* _WORK TO COMPLETE_
When you set down the entries, keep every word exactly as it is but drop the pictures.

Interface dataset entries
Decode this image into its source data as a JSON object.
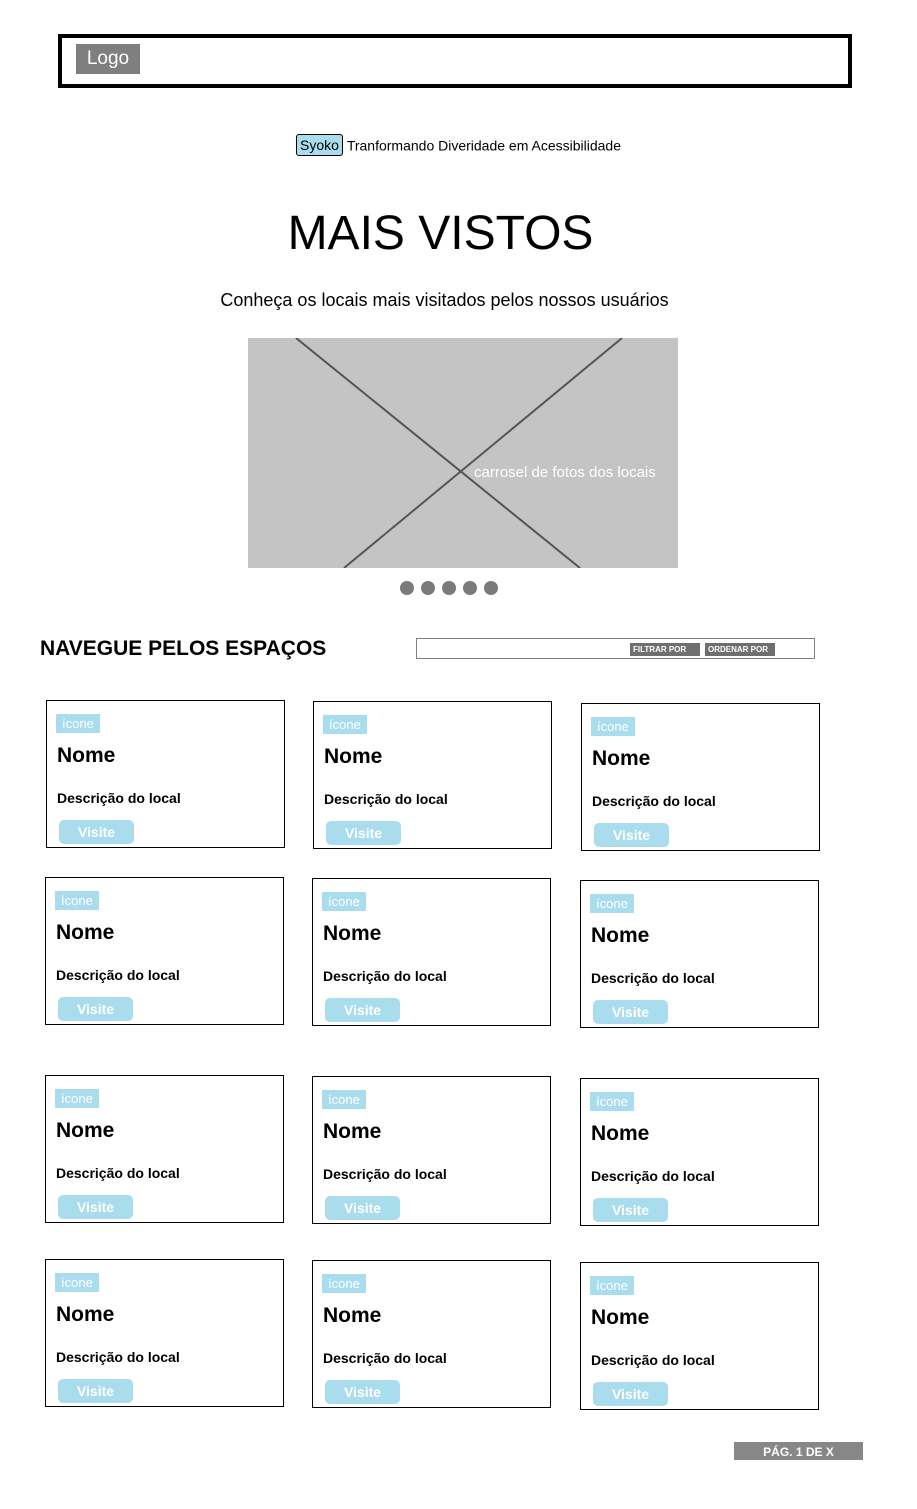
{
  "header": {
    "logo_label": "Logo"
  },
  "tagline": {
    "brand": "Syoko",
    "text": "Tranformando Diveridade em Acessibilidade"
  },
  "hero": {
    "title": "MAIS VISTOS",
    "subtitle": "Conheça os locais mais visitados pelos nossos usuários",
    "carousel_caption": "carrosel de fotos dos locais",
    "dots_count": 5
  },
  "browse": {
    "title": "NAVEGUE PELOS ESPAÇOS",
    "filter_label": "FILTRAR POR",
    "order_label": "ORDENAR POR"
  },
  "cards": [
    {
      "icon": "ícone",
      "name": "Nome",
      "description": "Descrição do local",
      "button": "Visite"
    },
    {
      "icon": "ícone",
      "name": "Nome",
      "description": "Descrição do local",
      "button": "Visite"
    },
    {
      "icon": "ícone",
      "name": "Nome",
      "description": "Descrição do local",
      "button": "Visite"
    },
    {
      "icon": "ícone",
      "name": "Nome",
      "description": "Descrição do local",
      "button": "Visite"
    },
    {
      "icon": "ícone",
      "name": "Nome",
      "description": "Descrição do local",
      "button": "Visite"
    },
    {
      "icon": "ícone",
      "name": "Nome",
      "description": "Descrição do local",
      "button": "Visite"
    },
    {
      "icon": "ícone",
      "name": "Nome",
      "description": "Descrição do local",
      "button": "Visite"
    },
    {
      "icon": "ícone",
      "name": "Nome",
      "description": "Descrição do local",
      "button": "Visite"
    },
    {
      "icon": "ícone",
      "name": "Nome",
      "description": "Descrição do local",
      "button": "Visite"
    },
    {
      "icon": "ícone",
      "name": "Nome",
      "description": "Descrição do local",
      "button": "Visite"
    },
    {
      "icon": "ícone",
      "name": "Nome",
      "description": "Descrição do local",
      "button": "Visite"
    },
    {
      "icon": "ícone",
      "name": "Nome",
      "description": "Descrição do local",
      "button": "Visite"
    }
  ],
  "pagination": {
    "label": "PÁG. 1 DE X"
  },
  "colors": {
    "accent": "#a9dced",
    "placeholder": "#c4c4c4",
    "gray": "#7f7f7f"
  }
}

* _EXERCISE SOLUTION_
Decode this image into its source data as a JSON object.
{
  "header": {
    "logo_label": "Logo"
  },
  "tagline": {
    "brand": "Syoko",
    "text": "Tranformando Diveridade em Acessibilidade"
  },
  "hero": {
    "title": "MAIS VISTOS",
    "subtitle": "Conheça os locais mais visitados pelos nossos usuários",
    "carousel_caption": "carrosel de fotos dos locais",
    "dots_count": 5
  },
  "browse": {
    "title": "NAVEGUE PELOS ESPAÇOS",
    "filter_label": "FILTRAR POR",
    "order_label": "ORDENAR POR"
  },
  "cards": [
    {
      "icon": "ícone",
      "name": "Nome",
      "description": "Descrição do local",
      "button": "Visite"
    },
    {
      "icon": "ícone",
      "name": "Nome",
      "description": "Descrição do local",
      "button": "Visite"
    },
    {
      "icon": "ícone",
      "name": "Nome",
      "description": "Descrição do local",
      "button": "Visite"
    },
    {
      "icon": "ícone",
      "name": "Nome",
      "description": "Descrição do local",
      "button": "Visite"
    },
    {
      "icon": "ícone",
      "name": "Nome",
      "description": "Descrição do local",
      "button": "Visite"
    },
    {
      "icon": "ícone",
      "name": "Nome",
      "description": "Descrição do local",
      "button": "Visite"
    },
    {
      "icon": "ícone",
      "name": "Nome",
      "description": "Descrição do local",
      "button": "Visite"
    },
    {
      "icon": "ícone",
      "name": "Nome",
      "description": "Descrição do local",
      "button": "Visite"
    },
    {
      "icon": "ícone",
      "name": "Nome",
      "description": "Descrição do local",
      "button": "Visite"
    },
    {
      "icon": "ícone",
      "name": "Nome",
      "description": "Descrição do local",
      "button": "Visite"
    },
    {
      "icon": "ícone",
      "name": "Nome",
      "description": "Descrição do local",
      "button": "Visite"
    },
    {
      "icon": "ícone",
      "name": "Nome",
      "description": "Descrição do local",
      "button": "Visite"
    }
  ],
  "pagination": {
    "label": "PÁG. 1 DE X"
  },
  "colors": {
    "accent": "#a9dced",
    "placeholder": "#c4c4c4",
    "gray": "#7f7f7f"
  }
}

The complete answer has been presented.